"When I ran in 2001, everyone said, 'Antonio, you are going to be mayor one day, why run now?'" Advisers told him the Latino slice of the electorate would not be large enough to deliver him a victory until 2017.
"I said, 'What?' and I just went after everybody. The Latinos said I wasn't Latino enough and not running a Latino campaign," he said. He doesn't see the Latino vote as a monolithic bloc, but he's also never been the only Latino in a race. "Every race I've had, I've always had Latinos in the race. It's interesting."
As with most politicians from outside Washington, D.C., eager to play up centrist credentials, Villaraigosa tends to portray himself as a problem solver.
"I want to be part of a discussion about what I call the radical middle that says the way for us to forge ahead is to move ahead, and you can only do that by taking the best of both views and forge a consensus based on results and putting the nation first," he said.
One example is his stance on the deficit and debt reduction plan put forth by the bipartisan Simpson-Bowles Commission. Democratic Party leaders, including Obama, never fully embraced the commission's 2010 plan, for fear of alienating key constituents over entitlement reforms. Were Villaraigosa in Congress with a chance to vote on Simpson-Bowles, he would support it. "Absolutely," he said, without hesitation. (Paging Nancy Pelosi.)
He also casts a critical eye toward teachers unions.
"I think there are teachers unions around the country realizing they want to improve standards of the profession, improve the quality of their profession, and ultimately attract the best and the brightest to their profession. The vast majority of teachers are dedicated and committed, but I do believe some of our teachers unions, while not the biggest problem, are the most powerful defenders of a broken system." (Paging Randi Weingarten.)
To be sure, this former Southern California ACLU president who has fought against the death penalty and for same sex marriage equality since 1994 will have plenty of data points to share with potential liberal Democratic supporters in Iowa and New Hampshire should he choose to take the plunge.
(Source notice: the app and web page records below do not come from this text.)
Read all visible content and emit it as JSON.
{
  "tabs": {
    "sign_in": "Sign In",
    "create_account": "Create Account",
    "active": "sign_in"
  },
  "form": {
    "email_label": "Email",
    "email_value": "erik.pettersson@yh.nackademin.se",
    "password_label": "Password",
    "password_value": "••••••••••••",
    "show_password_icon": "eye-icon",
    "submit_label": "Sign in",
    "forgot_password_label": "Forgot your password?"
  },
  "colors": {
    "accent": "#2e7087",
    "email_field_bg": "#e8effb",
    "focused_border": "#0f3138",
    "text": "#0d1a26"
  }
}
And he saves his strongest criticism for the Republicans, specifically on immigration.
"For some time I've said this issue of comprehensive immigration reform is not just an issue about immigration or human rights or civil rights, it's about our economy. You take 11 million people from out of the dark and into the light, the think tanks have surmised that you are talking about trillions of dollars infusion into the economy," he said before launching the political attack.
"The far rightward tilt of the Republican Party has marginalized them with Latinos, with women, with African Americans in a way that if they don't change, if they don't move to the center, it will make them the Whig Party of the next millennium," Villaraigosa said.
The mayor has time to sort out his plans for future elected office, be it in Sacramento or Washington. But thinking about that future has already begun.
"I'm not sure the way I've taken on the left and the right is going to endear me in a primary, but I'll be 60 in January. I've been doing this for a while. I don't want to do this if we're not going to be bold and transformative. I just don't want to do it. I'm really comfortable in my skin right now," he said.